Problem description: These entries are to be retyped in full, word for word.

Data records for software interfaces
= = =
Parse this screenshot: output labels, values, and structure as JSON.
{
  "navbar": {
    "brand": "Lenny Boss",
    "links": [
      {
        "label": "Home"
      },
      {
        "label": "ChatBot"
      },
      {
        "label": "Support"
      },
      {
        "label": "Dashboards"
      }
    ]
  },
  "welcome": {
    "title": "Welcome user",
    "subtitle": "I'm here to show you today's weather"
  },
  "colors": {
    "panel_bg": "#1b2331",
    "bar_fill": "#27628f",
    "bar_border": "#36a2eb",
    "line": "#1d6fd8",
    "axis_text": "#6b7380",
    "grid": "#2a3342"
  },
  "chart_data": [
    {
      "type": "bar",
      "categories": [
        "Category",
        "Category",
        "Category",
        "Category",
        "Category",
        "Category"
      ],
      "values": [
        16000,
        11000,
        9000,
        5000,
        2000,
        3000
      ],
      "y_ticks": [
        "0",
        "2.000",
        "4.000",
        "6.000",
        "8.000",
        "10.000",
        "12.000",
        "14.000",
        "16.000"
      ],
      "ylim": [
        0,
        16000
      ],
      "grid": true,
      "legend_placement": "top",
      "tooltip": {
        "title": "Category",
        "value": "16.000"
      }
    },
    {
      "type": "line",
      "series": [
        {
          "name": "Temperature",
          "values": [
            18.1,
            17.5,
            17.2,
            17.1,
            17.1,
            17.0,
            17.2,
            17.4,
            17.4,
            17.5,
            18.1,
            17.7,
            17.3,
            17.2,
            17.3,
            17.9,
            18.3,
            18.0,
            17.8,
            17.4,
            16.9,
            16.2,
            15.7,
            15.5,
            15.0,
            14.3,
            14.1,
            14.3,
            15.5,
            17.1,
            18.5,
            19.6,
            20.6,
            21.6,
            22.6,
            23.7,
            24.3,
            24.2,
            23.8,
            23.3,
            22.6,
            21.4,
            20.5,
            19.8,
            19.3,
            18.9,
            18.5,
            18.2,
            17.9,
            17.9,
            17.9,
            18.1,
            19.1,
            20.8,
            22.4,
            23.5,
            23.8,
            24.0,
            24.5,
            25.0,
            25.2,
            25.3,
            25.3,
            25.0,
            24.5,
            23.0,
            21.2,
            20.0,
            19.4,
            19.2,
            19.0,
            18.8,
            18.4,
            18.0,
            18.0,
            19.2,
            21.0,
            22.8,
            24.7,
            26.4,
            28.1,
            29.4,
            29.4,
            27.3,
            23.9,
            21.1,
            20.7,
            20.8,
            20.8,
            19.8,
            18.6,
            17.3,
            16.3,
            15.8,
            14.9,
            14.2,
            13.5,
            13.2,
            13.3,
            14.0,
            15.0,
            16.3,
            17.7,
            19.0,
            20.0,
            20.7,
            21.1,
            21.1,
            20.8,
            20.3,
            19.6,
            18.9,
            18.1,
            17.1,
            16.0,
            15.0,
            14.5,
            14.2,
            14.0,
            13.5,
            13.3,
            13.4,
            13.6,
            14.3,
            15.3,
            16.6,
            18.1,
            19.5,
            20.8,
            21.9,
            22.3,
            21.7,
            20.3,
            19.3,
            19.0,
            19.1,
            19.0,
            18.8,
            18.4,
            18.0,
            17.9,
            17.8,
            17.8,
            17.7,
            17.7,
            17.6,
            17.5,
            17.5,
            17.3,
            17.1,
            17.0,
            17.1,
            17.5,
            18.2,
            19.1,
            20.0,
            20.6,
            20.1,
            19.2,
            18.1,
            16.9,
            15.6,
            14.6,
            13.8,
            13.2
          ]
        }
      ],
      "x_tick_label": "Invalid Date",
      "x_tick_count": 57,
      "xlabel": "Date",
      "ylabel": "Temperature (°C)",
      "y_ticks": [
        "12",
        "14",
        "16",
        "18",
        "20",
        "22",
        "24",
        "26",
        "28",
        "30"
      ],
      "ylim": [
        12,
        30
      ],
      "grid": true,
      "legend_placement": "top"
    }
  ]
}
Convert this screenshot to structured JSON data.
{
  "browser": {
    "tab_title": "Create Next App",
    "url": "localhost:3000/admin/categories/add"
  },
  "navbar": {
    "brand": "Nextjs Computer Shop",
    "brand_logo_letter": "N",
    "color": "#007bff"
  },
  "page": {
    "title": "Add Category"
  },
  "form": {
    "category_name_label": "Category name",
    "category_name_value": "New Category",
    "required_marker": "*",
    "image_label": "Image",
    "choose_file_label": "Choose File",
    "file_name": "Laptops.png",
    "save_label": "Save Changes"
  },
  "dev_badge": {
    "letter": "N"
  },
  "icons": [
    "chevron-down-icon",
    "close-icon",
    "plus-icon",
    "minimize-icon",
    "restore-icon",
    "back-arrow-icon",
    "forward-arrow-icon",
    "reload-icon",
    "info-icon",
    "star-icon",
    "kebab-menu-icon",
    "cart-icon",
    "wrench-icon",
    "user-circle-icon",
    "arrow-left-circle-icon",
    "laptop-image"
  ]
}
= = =
Answer section:
Parse this screenshot: output labels, values, and structure as JSON.
{
  "navbar": {
    "brand": "Lenny Boss",
    "links": [
      {
        "label": "Home"
      },
      {
        "label": "ChatBot"
      },
      {
        "label": "Support"
      },
      {
        "label": "Dashboards"
      }
    ]
  },
  "welcome": {
    "title": "Welcome user",
    "subtitle": "I'm here to show you today's weather"
  },
  "colors": {
    "panel_bg": "#1b2331",
    "bar_fill": "#27628f",
    "bar_border": "#36a2eb",
    "line": "#1d6fd8",
    "axis_text": "#6b7380",
    "grid": "#2a3342"
  },
  "chart_data": [
    {
      "type": "bar",
      "categories": [
        "Category",
        "Category",
        "Category",
        "Category",
        "Category",
        "Category"
      ],
      "values": [
        16000,
        11000,
        9000,
        5000,
        2000,
        3000
      ],
      "y_ticks": [
        "0",
        "2.000",
        "4.000",
        "6.000",
        "8.000",
        "10.000",
        "12.000",
        "14.000",
        "16.000"
      ],
      "ylim": [
        0,
        16000
      ],
      "grid": true,
      "legend_placement": "top",
      "tooltip": {
        "title": "Category",
        "value": "16.000"
      }
    },
    {
      "type": "line",
      "series": [
        {
          "name": "Temperature",
          "values": [
            18.1,
            17.5,
            17.2,
            17.1,
            17.1,
            17.0,
            17.2,
            17.4,
            17.4,
            17.5,
            18.1,
            17.7,
            17.3,
            17.2,
            17.3,
            17.9,
            18.3,
            18.0,
            17.8,
            17.4,
            16.9,
            16.2,
            15.7,
            15.5,
            15.0,
            14.3,
            14.1,
            14.3,
            15.5,
            17.1,
            18.5,
            19.6,
            20.6,
            21.6,
            22.6,
            23.7,
            24.3,
            24.2,
            23.8,
            23.3,
            22.6,
            21.4,
            20.5,
            19.8,
            19.3,
            18.9,
            18.5,
            18.2,
            17.9,
            17.9,
            17.9,
            18.1,
            19.1,
            20.8,
            22.4,
            23.5,
            23.8,
            24.0,
            24.5,
            25.0,
            25.2,
            25.3,
            25.3,
            25.0,
            24.5,
            23.0,
            21.2,
            20.0,
            19.4,
            19.2,
            19.0,
            18.8,
            18.4,
            18.0,
            18.0,
            19.2,
            21.0,
            22.8,
            24.7,
            26.4,
            28.1,
            29.4,
            29.4,
            27.3,
            23.9,
            21.1,
            20.7,
            20.8,
            20.8,
            19.8,
            18.6,
            17.3,
            16.3,
            15.8,
            14.9,
            14.2,
            13.5,
            13.2,
            13.3,
            14.0,
            15.0,
            16.3,
            17.7,
            19.0,
            20.0,
            20.7,
            21.1,
            21.1,
            20.8,
            20.3,
            19.6,
            18.9,
            18.1,
            17.1,
            16.0,
            15.0,
            14.5,
            14.2,
            14.0,
            13.5,
            13.3,
            13.4,
            13.6,
            14.3,
            15.3,
            16.6,
            18.1,
            19.5,
            20.8,
            21.9,
            22.3,
            21.7,
            20.3,
            19.3,
            19.0,
            19.1,
            19.0,
            18.8,
            18.4,
            18.0,
            17.9,
            17.8,
            17.8,
            17.7,
            17.7,
            17.6,
            17.5,
            17.5,
            17.3,
            17.1,
            17.0,
            17.1,
            17.5,
            18.2,
            19.1,
            20.0,
            20.6,
            20.1,
            19.2,
            18.1,
            16.9,
            15.6,
            14.6,
            13.8,
            13.2
          ]
        }
      ],
      "x_tick_label": "Invalid Date",
      "x_tick_count": 57,
      "xlabel": "Date",
      "ylabel": "Temperature (°C)",
      "y_ticks": [
        "12",
        "14",
        "16",
        "18",
        "20",
        "22",
        "24",
        "26",
        "28",
        "30"
      ],
      "ylim": [
        12,
        30
      ],
      "grid": true,
      "legend_placement": "top"
    }
  ]
}
Convert this screenshot to structured JSON data.
{
  "browser": {
    "tab_title": "Create Next App",
    "url": "localhost:3000/admin/categories/add"
  },
  "navbar": {
    "brand": "Nextjs Computer Shop",
    "brand_logo_letter": "N",
    "color": "#007bff"
  },
  "page": {
    "title": "Add Category"
  },
  "form": {
    "category_name_label": "Category name",
    "category_name_value": "New Category",
    "required_marker": "*",
    "image_label": "Image",
    "choose_file_label": "Choose File",
    "file_name": "Laptops.png",
    "save_label": "Save Changes"
  },
  "dev_badge": {
    "letter": "N"
  },
  "icons": [
    "chevron-down-icon",
    "close-icon",
    "plus-icon",
    "minimize-icon",
    "restore-icon",
    "back-arrow-icon",
    "forward-arrow-icon",
    "reload-icon",
    "info-icon",
    "star-icon",
    "kebab-menu-icon",
    "cart-icon",
    "wrench-icon",
    "user-circle-icon",
    "arrow-left-circle-icon",
    "laptop-image"
  ]
}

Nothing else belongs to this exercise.